And all that is fine insofar as the objective is to register the solidarity of the community at large. But if the intention is ever to discuss the “perversion of religion,” a common enough refrain today and in past incidents involving radicalized Muslims, there’s at least one group, silent but no longer all that small or irrelevant, that the media rarely draws into these discussions, such as they are: atheists.
“I think we were called once, some time after 9/11,” says August Berkshire. “And no, no one else has called today.”
Berkshire is the founder and past president of Minnesota Atheists. He’s been active in the cause of challenging the belief systems of organized religions since the mid-1980s and jokes that current membership in the state is “probably around 250,000, although most haven’t paid their dues yet.”

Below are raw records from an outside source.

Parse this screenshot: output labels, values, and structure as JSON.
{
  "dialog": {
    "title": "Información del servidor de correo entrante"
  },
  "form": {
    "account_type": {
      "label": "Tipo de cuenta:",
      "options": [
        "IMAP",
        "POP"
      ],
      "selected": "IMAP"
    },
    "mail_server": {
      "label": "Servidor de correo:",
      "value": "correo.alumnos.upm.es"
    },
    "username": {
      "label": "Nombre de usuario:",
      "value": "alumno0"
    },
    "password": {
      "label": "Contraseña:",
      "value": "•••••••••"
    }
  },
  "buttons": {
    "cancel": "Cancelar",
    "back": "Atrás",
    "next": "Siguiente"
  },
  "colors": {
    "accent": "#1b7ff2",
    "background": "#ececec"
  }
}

Humor aside, Berkshire, a local delivery truck driver by day, is serious about the value of inserting an atheist perspective into conversations about religiously inspired violence. “Look, prayer didn’t do anything to stop this latest attack and prayer won’t do anything to stop this kind of violence from happening again. All it may do is make some people feel good for a while.”
The underlying point of his organization, and that of international atheist figures like Richard Dawkins and Sam Harris, is that a submissive dedication to the tenets of an organized religion has the downside of people outsourcing their critical thinking to a third party.
Dawkins and Harris are both problematic personalities, offering conventional thinkers no end of opportunities to paint them as Islamophobes for their view that even conventional Islam imbues irrational, counterproductive, anti-science attitudes toward women and homosexuals.
But if the point is to engender an honest debate, you’d expect the atheist view to at least have a seat at the media table in moments like this. “Look,” says Berkshire, “at their origin, all three of the Abrahamic religions — Christianity, Judaism and Islam — preach and warn against homosexuality. They’re antigay. A lot of their followers today may be cafeteria Christians, Jews and Muslims, picking and choosing what they want. But I’m talking at their scriptural origins. We reject that. Atheists reject the teachings of religions for a lot of reasons, but among them is the lack of respect for science. Atheists, if I have to point it out, are very accepting of gay equality and other minority issues. We understand that.”
With 23 percent of Americans in 2014 describing themselves as “nones,” which is to say having no religious affiliation, a nearly 50 percent increase since 2007, the atheist, or agnostic or “nothing in particular” perspective would seem to warrant at least as much regular reporting as what we get on priests, ministers and rabbis, certainly more than the “almost never” Berkshire describes.
Eric Wieffering, the Strib’s assistant managing editor for news, said his paper had no plans to do the usual roundup of clergy reaction to the Orlando massacre, and Jean Hopfensperger, the paper’s designated religion reporter, begged off comment in order to hit a deadline. A call to the Pioneer Press was not returned before this column was filed.
Perhaps the problem with pulling atheists into a conversation about the “perversion of religion” is that spokespeople like Berkshire lack the curriculum vitae of traditional religious leaders. I mean, a guy who drives a truck cheek by jowl in a discussion with a priest, a minister and a rabbi?
But maybe the real issue is that the taint of taboo that still hangs to word “atheist.” Conventional journalism is partial to conventional wisdom and despite the steadily slumping numbers in church/synagogue/mosque attendance — and the rapid increase in those tuning out traditional religious messages — conventional journalistic wisdom has not yet reached a comfort point with overt atheism. Until that point is reached, speculation here is that mainstream news organizations will continue to treat it like a semi-reputable curiosity.